Ornamental pear trees are beautiful but they are invasive
CINCINNATI (AP) — It’s finally spring and the callery pear trees — white and beautiful — along highways and suburban cul-de-sacs are flowering again.
Once called a “marvel” by those who first brought them to America, they are now described as a scourge on the environment.
This January, the trees were placed on Ohio’s invasive species list, meaning in-state nurseries and landscapers must phase out selling the trees over the next five years, said local scientist and University of Cincinnati biological science professor Theresa Culley.
Culley has helped lead the charge to stop the spread of these trees.
After first being introduced in the end of 19th century, Callery pear trees from Asia became one of the most popular decorative trees in America by the mid-20th century — until they began reproducing and spreading uncontrollably.
Originally, they were introduced to save a valuable crop of pear trees that suffered from a destructive disease known as fire blight.
American horticulturists liked them so much that they started doing selective breeding (in scientific lingo, creating cultivars) to make the branches stronger and to get the prettiest shapes out of the trees.
That’s where we got the Bradford pear, Cleveland Select, Aristocrat and other breeds of ornamental pear trees.
“Not only were they beautiful, fast growing, and inexpensive, but they were also extremely tolerant of different growing conditions,” Culley wrote in an article last year for “Arnoldia,” the magazine for Harvard University’s Arnold Arboretum. “As each successive year revealed more and more wild pears blooming, public alarm began to sound.”
The original commercially-available tree, the Bradford, was sterile, unable to reproduce when they were planted en masse in America.
To the shock of many, though, the trees were appearing along forest edges, wetlands and within forests.
The different cultivars “are capable of cross-pollinating with any other tree of the same species if they are genetically different,” Culley said.
And that’s what happened, the cultivars begun cross-pollinating and bearing fruit, which leads to reproduction.
Now, Callery pears and their cultivars are present throughout the Midwest and East Coast of the United States and spreading north.

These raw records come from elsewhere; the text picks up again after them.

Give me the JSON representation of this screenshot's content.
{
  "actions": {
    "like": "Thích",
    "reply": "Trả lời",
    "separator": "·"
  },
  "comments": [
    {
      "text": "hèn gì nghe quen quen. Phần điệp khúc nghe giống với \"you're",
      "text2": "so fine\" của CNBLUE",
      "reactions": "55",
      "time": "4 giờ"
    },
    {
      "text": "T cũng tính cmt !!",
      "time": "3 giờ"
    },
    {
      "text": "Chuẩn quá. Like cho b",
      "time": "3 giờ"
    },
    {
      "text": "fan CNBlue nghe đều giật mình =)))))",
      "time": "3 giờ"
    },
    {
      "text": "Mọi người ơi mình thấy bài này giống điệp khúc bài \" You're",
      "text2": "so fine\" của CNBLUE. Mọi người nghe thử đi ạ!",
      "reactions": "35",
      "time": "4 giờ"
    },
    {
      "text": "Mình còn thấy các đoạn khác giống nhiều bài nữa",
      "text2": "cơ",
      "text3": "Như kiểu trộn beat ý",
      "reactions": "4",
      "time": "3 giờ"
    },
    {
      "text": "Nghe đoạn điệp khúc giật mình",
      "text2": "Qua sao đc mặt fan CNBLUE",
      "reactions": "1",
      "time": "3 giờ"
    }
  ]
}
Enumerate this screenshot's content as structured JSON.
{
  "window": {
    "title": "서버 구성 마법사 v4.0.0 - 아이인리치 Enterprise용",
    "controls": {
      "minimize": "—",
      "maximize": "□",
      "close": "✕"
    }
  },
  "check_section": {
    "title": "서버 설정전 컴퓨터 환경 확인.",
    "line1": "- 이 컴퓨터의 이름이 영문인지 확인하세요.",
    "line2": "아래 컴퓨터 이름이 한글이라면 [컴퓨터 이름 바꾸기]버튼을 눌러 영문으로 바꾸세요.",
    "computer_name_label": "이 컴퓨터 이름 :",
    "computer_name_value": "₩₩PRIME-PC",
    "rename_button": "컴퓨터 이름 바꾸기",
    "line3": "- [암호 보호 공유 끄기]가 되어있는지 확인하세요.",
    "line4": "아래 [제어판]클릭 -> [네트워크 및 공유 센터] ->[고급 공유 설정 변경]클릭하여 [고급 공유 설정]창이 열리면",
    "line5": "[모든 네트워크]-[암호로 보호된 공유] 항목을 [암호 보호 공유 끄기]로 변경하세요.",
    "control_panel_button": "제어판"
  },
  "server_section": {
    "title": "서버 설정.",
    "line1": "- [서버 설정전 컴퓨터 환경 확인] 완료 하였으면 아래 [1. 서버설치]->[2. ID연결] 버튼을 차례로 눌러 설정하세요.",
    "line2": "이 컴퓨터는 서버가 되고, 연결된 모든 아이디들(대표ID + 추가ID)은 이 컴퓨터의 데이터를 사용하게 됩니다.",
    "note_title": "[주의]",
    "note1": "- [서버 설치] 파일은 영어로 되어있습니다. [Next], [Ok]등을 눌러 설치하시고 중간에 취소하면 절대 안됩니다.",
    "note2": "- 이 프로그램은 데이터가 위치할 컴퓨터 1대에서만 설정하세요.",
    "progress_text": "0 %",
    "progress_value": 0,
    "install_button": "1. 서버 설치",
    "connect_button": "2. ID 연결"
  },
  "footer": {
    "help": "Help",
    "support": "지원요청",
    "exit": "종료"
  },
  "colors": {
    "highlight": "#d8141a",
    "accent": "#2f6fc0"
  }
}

They can now be found growing wild on the outskirts of Madison, Wisconsin, where the trees were initially never expected to survive.
No. 1: They are one of the first trees to bloom and last to drop their leaves, and so they crowd out other native plants.
No. 2: Their branches tend to become structurally unsound and potentially dangerous after about 15 years.
No. 3: The white flowers stink and the fruit, after they fall, leave a slippery mess on sidewalks and roads.
Culley said the new rule in Ohio allows a 5-year phase out to soften the blow to businesses that sell the pear trees.
“More and more states are starting to enact regulation,” said Culley, who is a former board member and president of the Ohio Invasive Species Council. “Ohio is becoming a leader.”
It’s a classic case of man’s best intentions going horribly wrong, Culley said, but communities are working to change that — like Lebanon in Southwest Ohio.
The city plans to proactively cut down all of the city-owned Callery pear trees and is encouraging its residents to do the same.
“If you have a Callery pear on your property, it is recommended to consider replacing it with a good native alternative,” Lebanon Town Hall News’ April edition reads.
A few alternatives for trees that grow from small to medium size and provide nice spring blooms?
“Red buckeye, serviceberry, redbud, yellowbud, blackhaw viburnum and flowering dogwood.”
Information from: The Cincinnati Enquirer, http://www.enquirer.com